Many times when we talk about proficiency, we say that the highest form of a student mastery of a given task is their ability to teach it to someone else.
Doesn't this seem a little arrogant that we think our chosen profession is the highest form of accomplishment?
When we talk about student mastery of learning, we have to have a more nuanced approach.
Let's take driving for example. Educators typically say that if you get everything right, you have mastered and should be able to teach it to someone. Just because a 16 year-old gets a perfect score on the written and driving tests doesn't mean that I want that 16 year-old teaching my child (or anyone else's child to drive.
That's why I love this rubric:
This is from Anastasis Academy. There truly are skills where being a novice is just fine. For example, I am a novice at a lot of things. And I probably always will be. I'm ok with that.
I am a change Maker in other areas, where I am really passionate.
We need to focus on making our teachers and students aware of the expectations and needs of different levels of learning as they grow.

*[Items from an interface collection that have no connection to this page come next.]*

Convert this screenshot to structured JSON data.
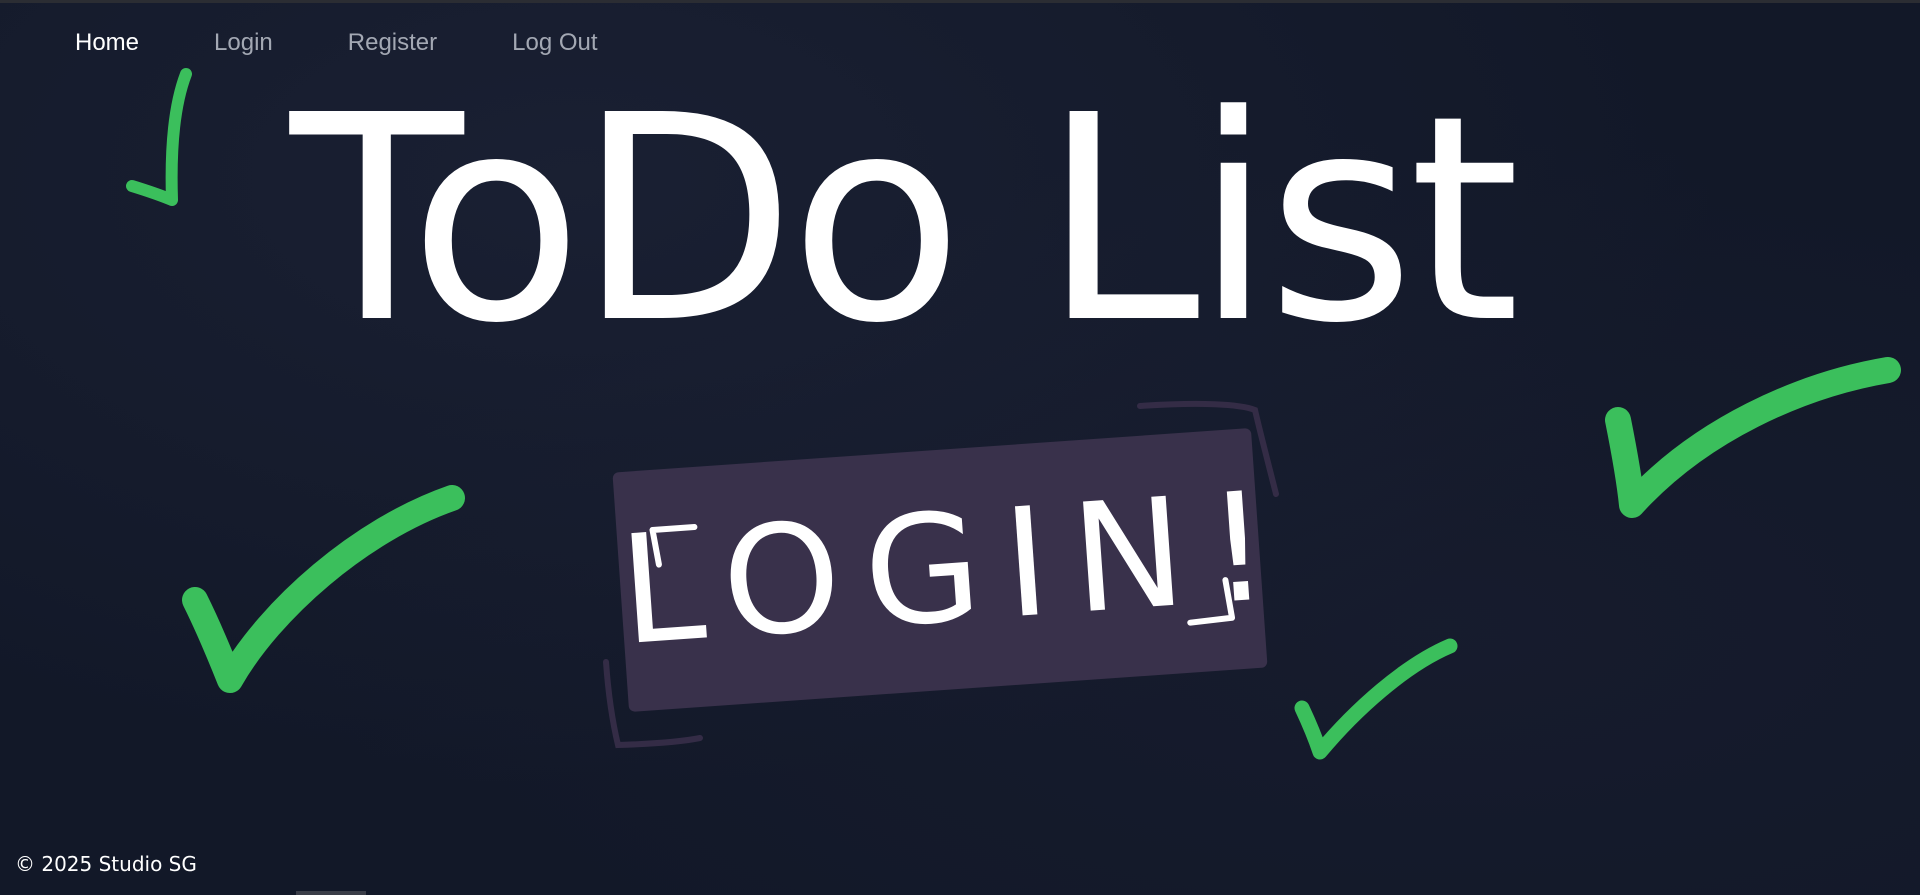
{
  "nav": {
    "items": [
      {
        "label": "Home",
        "active": true
      },
      {
        "label": "Login",
        "active": false
      },
      {
        "label": "Register",
        "active": false
      },
      {
        "label": "Log Out",
        "active": false
      }
    ]
  },
  "hero": {
    "title": "ToDo List",
    "login_tag": "LOGIN!"
  },
  "footer": {
    "copyright": "© 2025 Studio SG"
  },
  "colors": {
    "background": "#121828",
    "checkmark": "#3bbf5c",
    "login_plate": "#39314b",
    "nav_active": "#ffffff",
    "nav_inactive": "#a3a8b3"
  },
  "icons": [
    "checkmark-icon"
  ]
}
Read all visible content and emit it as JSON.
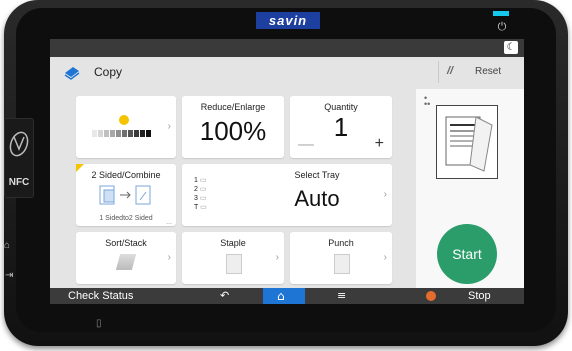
{
  "device": {
    "brand": "savin"
  },
  "header": {
    "app_title": "Copy",
    "reset_label": "Reset"
  },
  "nfc": {
    "label": "NFC"
  },
  "tiles": {
    "density": {
      "chevron": "›"
    },
    "reduce_enlarge": {
      "title": "Reduce/Enlarge",
      "value": "100%"
    },
    "quantity": {
      "title": "Quantity",
      "value": "1",
      "minus": "—",
      "plus": "+"
    },
    "sided": {
      "title": "2 Sided/Combine",
      "setting": "1 Sidedto2 Sided"
    },
    "select_tray": {
      "title": "Select Tray",
      "value": "Auto",
      "trays": [
        "1",
        "2",
        "3",
        "T"
      ]
    },
    "sort_stack": {
      "title": "Sort/Stack"
    },
    "staple": {
      "title": "Staple"
    },
    "punch": {
      "title": "Punch"
    }
  },
  "start": {
    "label": "Start"
  },
  "bottom_bar": {
    "check_status": "Check Status",
    "stop": "Stop"
  },
  "colors": {
    "accent_blue": "#1e75d4",
    "start_green": "#2a9d6a",
    "stop_orange": "#e56c2c",
    "brand_blue": "#1c3fa0"
  },
  "icons": [
    "copy-icon",
    "reset-icon",
    "power-icon",
    "moon-icon",
    "back-icon",
    "home-icon",
    "menu-icon",
    "stop-icon",
    "nfc-icon",
    "tray-icon",
    "scanner-icon"
  ]
}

We need to determine what knowledge is worth pushing to change maker status and what knowledge is acceptable at the novice level.
In education, we pretend that everyone should succeed at the same level in everything, and we even make goals and work towards that. We need more honesty about what truly matters.